Daniel Sherman is Professor of Art History and History at the University of North Carolina, Chapel Hill. Trained as a historian, he is a specialist in the cultural history of modern France. He has published on a variety of topics, including French provincial museums in the nineteenth century, commemoration of the First World War, and French primitivism during the "Thirty Glorious Years" (1945-74). His current research concerns archaeology, museums, and the concept of cultural property in France and its empire from the late nineteenth century to the 1970s.

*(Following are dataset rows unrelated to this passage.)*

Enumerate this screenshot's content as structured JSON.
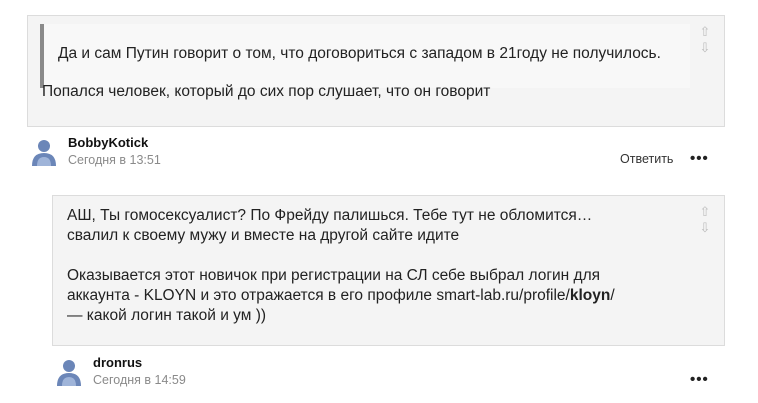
{
  "comment1": {
    "quote": "Да и сам Путин говорит о том, что договориться с западом в 21году не получилось.",
    "reply": "Попался человек, который до сих пор слушает, что он говорит"
  },
  "author1": {
    "username": "BobbyKotick",
    "timestamp": "Сегодня в 13:51",
    "reply_label": "Ответить",
    "more_label": "•••"
  },
  "comment2": {
    "line1": "АШ, Ты гомосексуалист? По Фрейду палишься.  Тебе тут не обломится…",
    "line2": "свалил к своему мужу и вместе на другой сайте идите",
    "line3": "Оказывается этот новичок при регистрации на СЛ себе выбрал логин для",
    "line4_prefix": "аккаунта -  KLOYN и это отражается в его профиле  smart-lab.ru/profile/",
    "line4_bold": "kloyn",
    "line4_suffix": "/",
    "line5": "— какой логин такой и ум ))"
  },
  "author2": {
    "username": "dronrus",
    "timestamp": "Сегодня в 14:59",
    "more_label": "•••"
  },
  "icons": {
    "vote_up": "⇧",
    "vote_down": "⇩"
  },
  "colors": {
    "box_bg": "#f4f4f4",
    "quote_border": "#8a8a8a",
    "avatar": "#6b86b8"
  }
}
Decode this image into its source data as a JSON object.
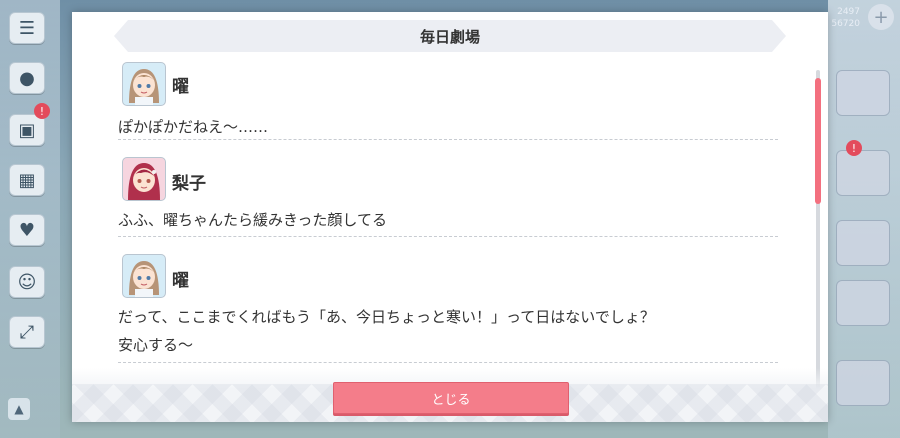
{
  "dialog": {
    "title": "毎日劇場",
    "close_label": "とじる"
  },
  "entries": [
    {
      "speaker": "曜",
      "lines": [
        "ぽかぽかだねえ〜……"
      ]
    },
    {
      "speaker": "梨子",
      "lines": [
        "ふふ、曜ちゃんたら緩みきった顔してる"
      ]
    },
    {
      "speaker": "曜",
      "lines": [
        "だって、ここまでくればもう「あ、今日ちょっと寒い！」って日はないでしょ？",
        "安心する〜"
      ]
    }
  ],
  "background": {
    "top_stats": [
      "2497",
      "56720"
    ],
    "side_badge": "!",
    "right_badge": "!"
  },
  "colors": {
    "accent": "#f47d8a",
    "scroll_thumb": "#f3707f",
    "title_bar": "#eceef3"
  }
}
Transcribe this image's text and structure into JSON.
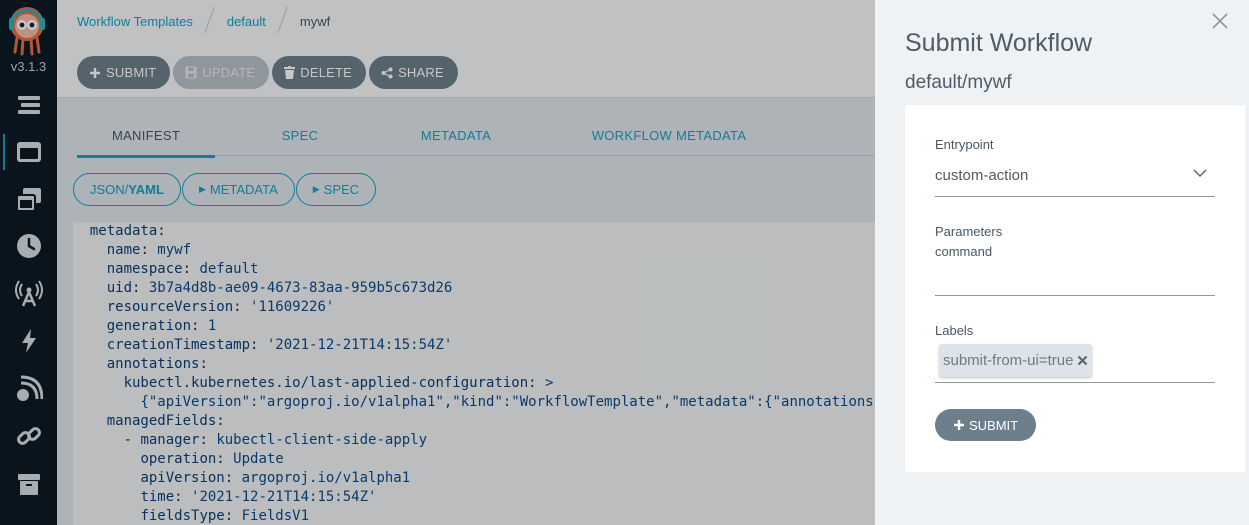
{
  "app": {
    "version": "v3.1.3"
  },
  "sidebar": {
    "items": [
      {
        "icon": "stream-icon"
      },
      {
        "icon": "workflow-templates-icon",
        "active": true
      },
      {
        "icon": "cluster-templates-icon"
      },
      {
        "icon": "cron-clock-icon"
      },
      {
        "icon": "event-sources-icon"
      },
      {
        "icon": "sensors-bolt-icon"
      },
      {
        "icon": "event-flow-icon"
      },
      {
        "icon": "link-icon"
      },
      {
        "icon": "archive-icon"
      }
    ]
  },
  "breadcrumb": {
    "items": [
      "Workflow Templates",
      "default",
      "mywf"
    ]
  },
  "actions": {
    "submit": "SUBMIT",
    "update": "UPDATE",
    "delete": "DELETE",
    "share": "SHARE"
  },
  "tabs": [
    "MANIFEST",
    "SPEC",
    "METADATA",
    "WORKFLOW METADATA"
  ],
  "toggles": {
    "json_prefix": "JSON/",
    "yaml": "YAML",
    "metadata": "METADATA",
    "spec": "SPEC"
  },
  "code_lines": [
    {
      "indent": "  ",
      "key": "metadata",
      "sep": ":",
      "value": ""
    },
    {
      "indent": "    ",
      "key": "name",
      "sep": ": ",
      "value": "mywf"
    },
    {
      "indent": "    ",
      "key": "namespace",
      "sep": ": ",
      "value": "default"
    },
    {
      "indent": "    ",
      "key": "uid",
      "sep": ": ",
      "value": "3b7a4d8b-ae09-4673-83aa-959b5c673d26"
    },
    {
      "indent": "    ",
      "key": "resourceVersion",
      "sep": ": ",
      "value": "'11609226'"
    },
    {
      "indent": "    ",
      "key": "generation",
      "sep": ": ",
      "value": "1"
    },
    {
      "indent": "    ",
      "key": "creationTimestamp",
      "sep": ": ",
      "value": "'2021-12-21T14:15:54Z'"
    },
    {
      "indent": "    ",
      "key": "annotations",
      "sep": ":",
      "value": ""
    },
    {
      "indent": "      ",
      "key": "kubectl.kubernetes.io/last-applied-configuration",
      "sep": ": ",
      "value": ">"
    },
    {
      "indent": "        ",
      "key": "",
      "sep": "",
      "value": "{\"apiVersion\":\"argoproj.io/v1alpha1\",\"kind\":\"WorkflowTemplate\",\"metadata\":{\"annotations\":{},\"name\":\"mywf\",\"namespace\":\"default\"}}"
    },
    {
      "indent": "    ",
      "key": "managedFields",
      "sep": ":",
      "value": ""
    },
    {
      "indent": "      - ",
      "key": "manager",
      "sep": ": ",
      "value": "kubectl-client-side-apply"
    },
    {
      "indent": "        ",
      "key": "operation",
      "sep": ": ",
      "value": "Update"
    },
    {
      "indent": "        ",
      "key": "apiVersion",
      "sep": ": ",
      "value": "argoproj.io/v1alpha1"
    },
    {
      "indent": "        ",
      "key": "time",
      "sep": ": ",
      "value": "'2021-12-21T14:15:54Z'"
    },
    {
      "indent": "        ",
      "key": "fieldsType",
      "sep": ": ",
      "value": "FieldsV1"
    }
  ],
  "panel": {
    "title": "Submit Workflow",
    "subtitle": "default/mywf",
    "entrypoint_label": "Entrypoint",
    "entrypoint_value": "custom-action",
    "parameters_label": "Parameters",
    "param_name": "command",
    "param_value": "",
    "labels_label": "Labels",
    "labels": [
      "submit-from-ui=true"
    ],
    "submit": "SUBMIT"
  },
  "colors": {
    "accent": "#19a0c2",
    "sidebar": "#0e1a25",
    "button": "#6d7f8b"
  }
}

This study seeks to demonstrate, through archival research and the close analysis of texts, that in France the idea of cultural property emerged from intimate relations between archaeology, museums, and colonial scholarship. The examples chosen, including Tunisia under the Protectorate, the ostensible forgers of prehistoric objects at Glozel in the 1920s, and the transfer of Taino pieces to the Musée de l’Homme in the 1930s allow for comparison of archaeological practices in distinct geographical contexts, help to retrace the development of scholarly networks of archaeologists and museum curators, and bring into focus the relationship between objects and knowledge under various administrative regimes. A concluding chapter will consider France’s role in the elaboration of the 1970 UNESCO Convention on cultural property and its domestic political ramifications.